To the Editor:—
Alter et al1 have written that the interpretation by Nesmith and Davis2 about survival of cephalothin-treated erythrocytes in patients with antipenicillin antibodies is open to question, since the latter provide no data on the survival of cephalothin-treated erythrocytes in normal individuals without antipenicillin antibodies.In vitro treatment of autologous blood with cephalothin sodium does not affect the red cell survival in normal subjects; in fact in two healthy males we have observed that the autologous blood, incubated in vitro at 37 C in a water bath for three hours with cephalothin (final concentration 20 mg/ml) and then labelled with51Cr, had a normal in vivo survival.Therefore, we think that Nesmith and Davis2 are right when they assume that the reduced survival of cephalothin-treated red cells, injected in patients with antipenicillin antibodies, is the effect of the hemolytic action of these antibodies.
Ferrone S, Sirchia G. Survival of Cephalothin-Treated Erythrocytes.
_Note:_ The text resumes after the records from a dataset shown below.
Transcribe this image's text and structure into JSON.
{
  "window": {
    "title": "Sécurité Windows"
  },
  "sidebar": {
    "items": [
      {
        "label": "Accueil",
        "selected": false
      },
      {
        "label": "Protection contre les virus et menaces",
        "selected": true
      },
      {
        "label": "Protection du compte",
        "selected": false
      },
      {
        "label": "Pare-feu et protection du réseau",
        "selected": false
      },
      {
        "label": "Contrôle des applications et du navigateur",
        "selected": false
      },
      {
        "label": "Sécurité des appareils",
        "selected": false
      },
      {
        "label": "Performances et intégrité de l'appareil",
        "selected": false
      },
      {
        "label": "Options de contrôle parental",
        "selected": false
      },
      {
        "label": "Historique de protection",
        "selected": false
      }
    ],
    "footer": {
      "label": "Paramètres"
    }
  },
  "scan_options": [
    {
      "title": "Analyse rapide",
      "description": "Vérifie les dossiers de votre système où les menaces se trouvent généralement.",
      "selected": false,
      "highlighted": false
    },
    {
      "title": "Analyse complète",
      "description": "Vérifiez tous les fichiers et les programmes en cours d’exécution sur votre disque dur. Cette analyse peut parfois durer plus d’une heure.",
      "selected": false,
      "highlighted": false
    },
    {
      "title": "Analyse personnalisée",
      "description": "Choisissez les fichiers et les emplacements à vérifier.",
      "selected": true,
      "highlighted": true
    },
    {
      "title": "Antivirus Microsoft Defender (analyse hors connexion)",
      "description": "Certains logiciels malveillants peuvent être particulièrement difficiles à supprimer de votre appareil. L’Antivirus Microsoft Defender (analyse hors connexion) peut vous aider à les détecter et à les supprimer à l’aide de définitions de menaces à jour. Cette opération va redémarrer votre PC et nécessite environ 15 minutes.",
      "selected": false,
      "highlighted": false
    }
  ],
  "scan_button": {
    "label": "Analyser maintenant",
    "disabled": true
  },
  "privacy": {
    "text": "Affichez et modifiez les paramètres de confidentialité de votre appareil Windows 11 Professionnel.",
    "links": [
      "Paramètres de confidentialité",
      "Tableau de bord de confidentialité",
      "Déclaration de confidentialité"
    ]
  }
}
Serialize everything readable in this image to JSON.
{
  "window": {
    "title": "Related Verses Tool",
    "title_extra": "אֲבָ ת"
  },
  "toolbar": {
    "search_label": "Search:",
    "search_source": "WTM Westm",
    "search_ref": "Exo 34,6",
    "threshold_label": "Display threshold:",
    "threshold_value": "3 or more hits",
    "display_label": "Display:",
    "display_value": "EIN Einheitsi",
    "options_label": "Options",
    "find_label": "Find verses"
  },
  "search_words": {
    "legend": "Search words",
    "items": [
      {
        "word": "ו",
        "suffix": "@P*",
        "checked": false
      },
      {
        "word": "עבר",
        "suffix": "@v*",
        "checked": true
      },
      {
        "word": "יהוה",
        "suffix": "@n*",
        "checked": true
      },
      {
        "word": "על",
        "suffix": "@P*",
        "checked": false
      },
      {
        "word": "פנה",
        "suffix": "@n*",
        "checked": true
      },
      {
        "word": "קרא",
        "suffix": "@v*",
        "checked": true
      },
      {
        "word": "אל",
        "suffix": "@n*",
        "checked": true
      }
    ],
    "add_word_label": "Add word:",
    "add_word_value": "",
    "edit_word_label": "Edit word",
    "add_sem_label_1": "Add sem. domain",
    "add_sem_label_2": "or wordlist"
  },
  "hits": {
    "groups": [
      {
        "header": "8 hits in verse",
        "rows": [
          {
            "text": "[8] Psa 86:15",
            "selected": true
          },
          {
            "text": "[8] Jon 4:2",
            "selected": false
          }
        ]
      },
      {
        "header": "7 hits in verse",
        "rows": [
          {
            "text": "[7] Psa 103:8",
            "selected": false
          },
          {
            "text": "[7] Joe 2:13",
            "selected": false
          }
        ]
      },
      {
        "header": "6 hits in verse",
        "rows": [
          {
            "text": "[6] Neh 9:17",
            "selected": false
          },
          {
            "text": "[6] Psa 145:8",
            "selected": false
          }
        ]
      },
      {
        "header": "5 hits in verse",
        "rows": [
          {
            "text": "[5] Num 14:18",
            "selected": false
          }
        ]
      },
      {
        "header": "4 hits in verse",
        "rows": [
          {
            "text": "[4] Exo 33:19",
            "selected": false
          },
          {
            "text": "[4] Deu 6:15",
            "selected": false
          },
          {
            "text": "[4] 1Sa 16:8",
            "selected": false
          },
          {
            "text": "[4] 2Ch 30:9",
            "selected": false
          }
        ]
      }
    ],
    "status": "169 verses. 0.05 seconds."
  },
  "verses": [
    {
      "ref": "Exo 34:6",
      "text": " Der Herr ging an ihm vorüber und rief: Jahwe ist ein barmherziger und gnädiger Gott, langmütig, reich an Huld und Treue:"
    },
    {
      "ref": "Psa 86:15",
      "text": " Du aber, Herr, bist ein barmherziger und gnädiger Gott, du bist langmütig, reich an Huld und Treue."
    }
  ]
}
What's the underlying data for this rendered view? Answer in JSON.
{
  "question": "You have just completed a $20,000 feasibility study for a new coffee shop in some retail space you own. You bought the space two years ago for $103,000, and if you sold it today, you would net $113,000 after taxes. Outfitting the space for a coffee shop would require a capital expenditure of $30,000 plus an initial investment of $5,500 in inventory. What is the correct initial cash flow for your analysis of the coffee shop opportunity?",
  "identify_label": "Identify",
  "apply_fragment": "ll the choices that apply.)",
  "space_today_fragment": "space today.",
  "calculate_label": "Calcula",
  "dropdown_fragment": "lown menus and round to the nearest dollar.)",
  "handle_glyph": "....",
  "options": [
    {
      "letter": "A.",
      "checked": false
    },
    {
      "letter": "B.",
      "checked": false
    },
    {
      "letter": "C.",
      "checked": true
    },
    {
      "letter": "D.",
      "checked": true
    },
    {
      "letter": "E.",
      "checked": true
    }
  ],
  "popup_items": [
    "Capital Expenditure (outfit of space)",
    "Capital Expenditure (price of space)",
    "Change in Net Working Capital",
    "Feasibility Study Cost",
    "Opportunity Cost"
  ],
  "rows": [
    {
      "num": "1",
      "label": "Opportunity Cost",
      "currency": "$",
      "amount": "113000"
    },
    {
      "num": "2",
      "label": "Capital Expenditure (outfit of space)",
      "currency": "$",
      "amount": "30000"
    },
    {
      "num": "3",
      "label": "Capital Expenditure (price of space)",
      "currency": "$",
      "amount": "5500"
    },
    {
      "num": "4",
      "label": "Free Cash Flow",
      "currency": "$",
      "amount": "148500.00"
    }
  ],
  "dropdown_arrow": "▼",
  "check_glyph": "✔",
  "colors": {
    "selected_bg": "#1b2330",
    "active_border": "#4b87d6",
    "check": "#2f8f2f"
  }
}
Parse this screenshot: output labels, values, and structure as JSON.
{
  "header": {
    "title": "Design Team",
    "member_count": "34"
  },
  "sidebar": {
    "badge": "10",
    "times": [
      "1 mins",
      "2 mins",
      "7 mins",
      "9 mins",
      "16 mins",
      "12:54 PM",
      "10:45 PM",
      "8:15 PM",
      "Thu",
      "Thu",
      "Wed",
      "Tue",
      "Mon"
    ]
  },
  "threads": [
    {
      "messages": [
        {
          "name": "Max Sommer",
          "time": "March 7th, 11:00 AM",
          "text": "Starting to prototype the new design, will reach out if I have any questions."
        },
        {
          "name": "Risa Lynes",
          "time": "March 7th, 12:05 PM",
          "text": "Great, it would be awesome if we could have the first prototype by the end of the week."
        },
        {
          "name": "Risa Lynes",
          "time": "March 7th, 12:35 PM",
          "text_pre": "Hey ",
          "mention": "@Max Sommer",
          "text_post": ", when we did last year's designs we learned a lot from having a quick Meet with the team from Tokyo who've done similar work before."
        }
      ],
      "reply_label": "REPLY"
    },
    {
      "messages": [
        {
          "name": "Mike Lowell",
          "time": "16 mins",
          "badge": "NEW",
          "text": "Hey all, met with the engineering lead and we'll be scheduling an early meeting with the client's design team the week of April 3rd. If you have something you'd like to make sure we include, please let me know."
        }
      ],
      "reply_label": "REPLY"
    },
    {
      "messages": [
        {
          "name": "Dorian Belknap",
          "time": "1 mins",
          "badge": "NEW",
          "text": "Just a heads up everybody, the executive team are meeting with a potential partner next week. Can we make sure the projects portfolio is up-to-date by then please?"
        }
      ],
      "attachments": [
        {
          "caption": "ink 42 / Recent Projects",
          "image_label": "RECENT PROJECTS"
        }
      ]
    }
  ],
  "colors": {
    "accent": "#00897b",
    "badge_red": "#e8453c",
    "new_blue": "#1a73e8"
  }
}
JAMA. 1968;206(2):378. doi:10.1001/jama.1968.03150020094034